Why is my toaster talking to my accounting software? Are internal or outside devices causing DDoS or botnet attacks? Larry Bianculli discusses IoT device security, current and future concerns, with Matthew Pascucci and Joe Goldberg.
IT has long shaped major corporations and made them stronger in the marketplace. Yet if you listen to investors and accountants, they are often viewed as a department that is really one of the larger cost centers in any company.
The question then, is how can a company use IT in a way that allows it to add to the success of a business in a greater way than it costs overall? For most companies, the answer is to play some of your opportunity forward and make strategic choices that may provide competitive advantage regardless of the added expense.
There are two maxims essential to the understanding of security. First, no security system is 100% effective. Second, hackers are always preparing for future attacks, and you need to be ready, too.
Future-proofing cybersecurity is notoriously difficult because no one really knows what’s around the corner. However, many of the principles that will keep you safe in the future are already well known.

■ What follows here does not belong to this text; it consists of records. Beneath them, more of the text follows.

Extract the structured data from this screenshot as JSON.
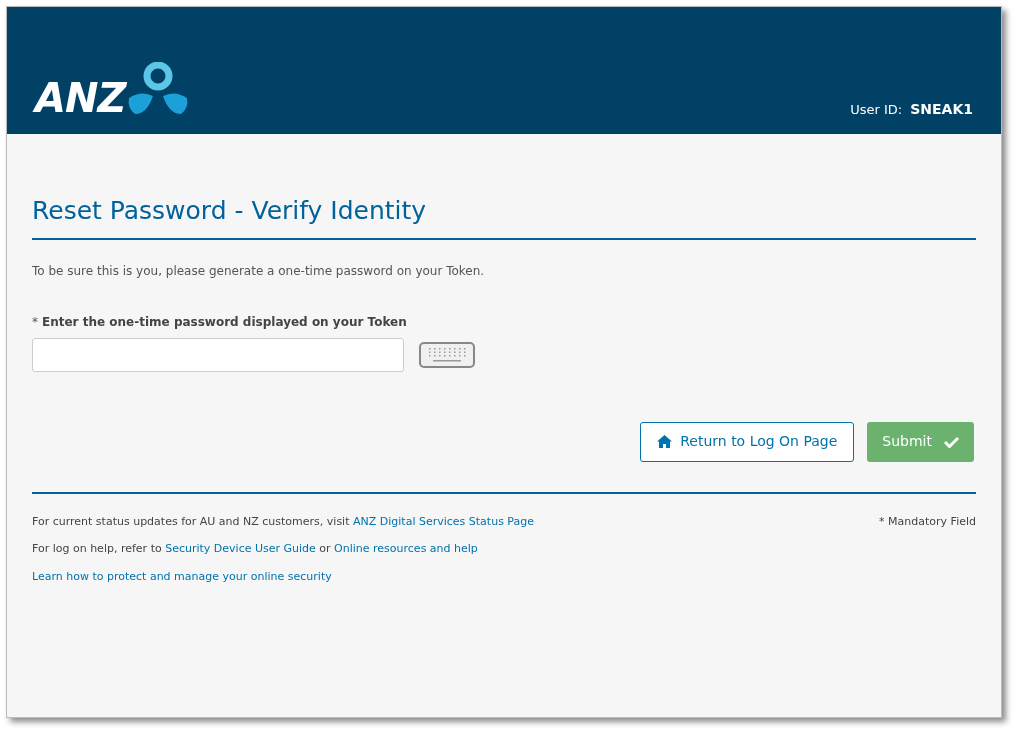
{
  "header": {
    "logo_text": "ANZ",
    "user_id_label": "User ID:",
    "user_id": "SNEAK1"
  },
  "title": "Reset Password - Verify Identity",
  "intro": "To be sure this is you, please generate a one-time password on your Token.",
  "field": {
    "required_mark": "*",
    "label": "Enter the one-time password displayed on your Token"
  },
  "buttons": [
    {
      "kind": "secondary",
      "label": "Return to Log On Page"
    },
    {
      "kind": "primary",
      "label": "Submit"
    }
  ],
  "footer": {
    "lines": [
      {
        "parts": [
          {
            "kind": "text",
            "text": "For current status updates for AU and NZ customers, visit "
          },
          {
            "kind": "link",
            "text": "ANZ Digital Services Status Page"
          }
        ]
      },
      {
        "parts": [
          {
            "kind": "text",
            "text": "For log on help, refer to "
          },
          {
            "kind": "link",
            "text": "Security Device User Guide"
          },
          {
            "kind": "text",
            "text": " or "
          },
          {
            "kind": "link",
            "text": "Online resources and help"
          }
        ]
      },
      {
        "parts": [
          {
            "kind": "link",
            "text": "Learn how to protect and manage your online security"
          }
        ]
      }
    ],
    "mandatory_note": "* Mandatory Field"
  }
}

Cloud computing has drastically changed how people store and access data. For example, employees can access the information required to do their work from anywhere, even while on the road.
However, you’re probably keeping customer data in the cloud, too. If so, you have an additional obligation to protect that information. Here are five things to know when accomplishing that:

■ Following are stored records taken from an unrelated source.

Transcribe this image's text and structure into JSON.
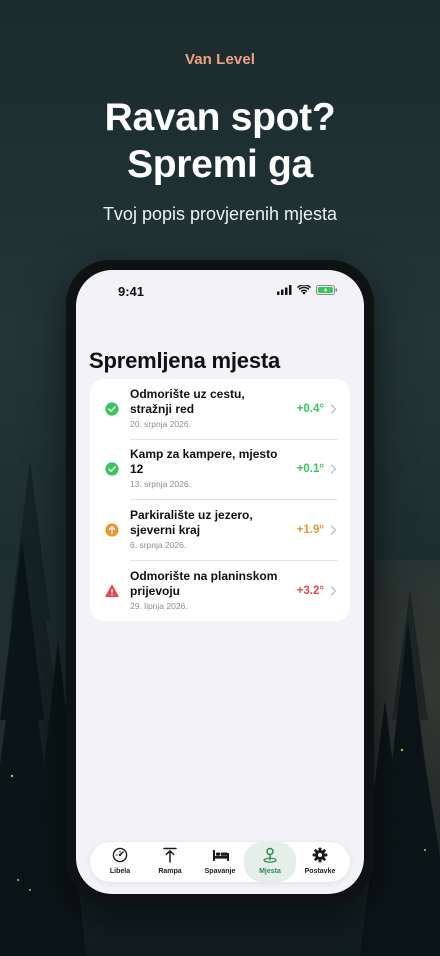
{
  "promo": {
    "eyebrow": "Van Level",
    "headline_line1": "Ravan spot?",
    "headline_line2": "Spremi ga",
    "subline": "Tvoj popis provjerenih mjesta"
  },
  "status_bar": {
    "time": "9:41"
  },
  "screen": {
    "title": "Spremljena mjesta",
    "places": [
      {
        "name": "Odmorište uz cestu, stražnji red",
        "date": "20. srpnja 2026.",
        "value": "+0.4°",
        "status": "level",
        "status_icon": "check-circle-icon",
        "color": "#34c759"
      },
      {
        "name": "Kamp za kampere, mjesto 12",
        "date": "13. srpnja 2026.",
        "value": "+0.1°",
        "status": "level",
        "status_icon": "check-circle-icon",
        "color": "#34c759"
      },
      {
        "name": "Parkiralište uz jezero, sjeverni kraj",
        "date": "6. srpnja 2026.",
        "value": "+1.9°",
        "status": "slight",
        "status_icon": "arrow-up-circle-icon",
        "color": "#f0932f"
      },
      {
        "name": "Odmorište na planinskom prijevoju",
        "date": "29. lipnja 2026.",
        "value": "+3.2°",
        "status": "warning",
        "status_icon": "warning-triangle-icon",
        "color": "#e5484d"
      }
    ]
  },
  "tabbar": {
    "items": [
      {
        "label": "Libela",
        "icon": "gauge-icon"
      },
      {
        "label": "Rampa",
        "icon": "arrow-up-bar-icon"
      },
      {
        "label": "Spavanje",
        "icon": "bed-icon"
      },
      {
        "label": "Mjesta",
        "icon": "map-pin-icon",
        "active": true
      },
      {
        "label": "Postavke",
        "icon": "gear-icon"
      }
    ]
  },
  "colors": {
    "accent_green": "#34c759",
    "accent_orange": "#f0932f",
    "accent_red": "#e5484d",
    "eyebrow": "#f0a183",
    "active_tab": "#2f8a57"
  }
}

Over the last few years, the word “disruption” became one of the most common terms when talking about the tech industry. According to Google Trends, the use of this term has been steadily increasing during the last nine years, peaking in July 2019. Today, the new technology doesn’t just make our lives easier but changes our way of thinking. The tech industry itself transforms quickly, so it becomes especially important for brands, tech experts, and marketers to keep up with the latest trends.
Just like any other industry, healthcare must be ready to handle cybersecurity threats.
What’s more, clinics and hospitals have to prove over and over again – the devices, technologies, and methods they use don’t bring any risk to patients.
To do that, healthcare institutions start compiling their security with recognized standards and frameworks like NIST or HITRUST.
But what exactly is a security framework? Which one should you use? What’s the right way to implement it?
According to a recent study, a new cyberattack occurs roughly every 39 seconds or 2,244 times a day. A successful attack costs an average of US$3.9 million to identify, eliminate, and recover from. The chance that an attacker will attempt to breach your systems is incredibly high. However, this doesn’t mean you’re helpless.
You can use Endpoint Detection and Response (EDR) to significantly reduce your risks and potential costs. In this article, you’ll learn what EDR is and what kind of threats it can protect you from. You’ll also learn some best practices for implementing EDR to ensure your system is maximally protected.
It was our third CISO roundtable that we hosted at a local vineyard and the conversation was as lively as ever. I’m not sure if it was the wine tasting, the food or the experience of the CISO’s in attendance, but this event was lively discussion that focused on “Building a Defendable Enterprise with Continuous Monitoring”. The excitement and passion that was coming back from our attendees was nothing short of encouraging to see how these leaders in our field are taking their roles serious in defending their organizations. It was once again a privilege to be in the midst of these leaders learning from their wisdom and experience in the field. This blog is being written as recap of a few highlighted discussion points throughout evening that were discussed.
This week’s guest is Larry Bianculli, managing director, with CCSI who provide MSP and MSSP services in the New York City/Long Island area. CCSI (which stands for Contemporary Computers Services) has been around since 1974. CCSI has always been focused on services, the founders coming from IBM. CCSI has a range of customers from SMB to fortune 500. They have customers around the US as well as overseas.
Larry has been with CCSI for 4 years and is focused on growing the enterprise and commercial business. Prior to CCSI Larry spent over 15 years working for vendors (both big and small). For their large customers, CCSI helps to augment their IT staff in specialized areas. They’ve seen some great opportunities with co-managed SIEM. CCSI focuses mostly on financial, healthcare, insurance and manufacturing.
Listen to the full episode for more information on how CCSI has been so successful over the years by essentially thinking of themselves as a startup.
Technology, data and a highly-connected team are more important than ever for businesses of any size. Traditional, offline solutions can be effective, but many businesses are finding that there are better answers.
Now, many companies are turning to solutions on the cloud to provide their teams with storage, speed and tools they wouldn’t have otherwise.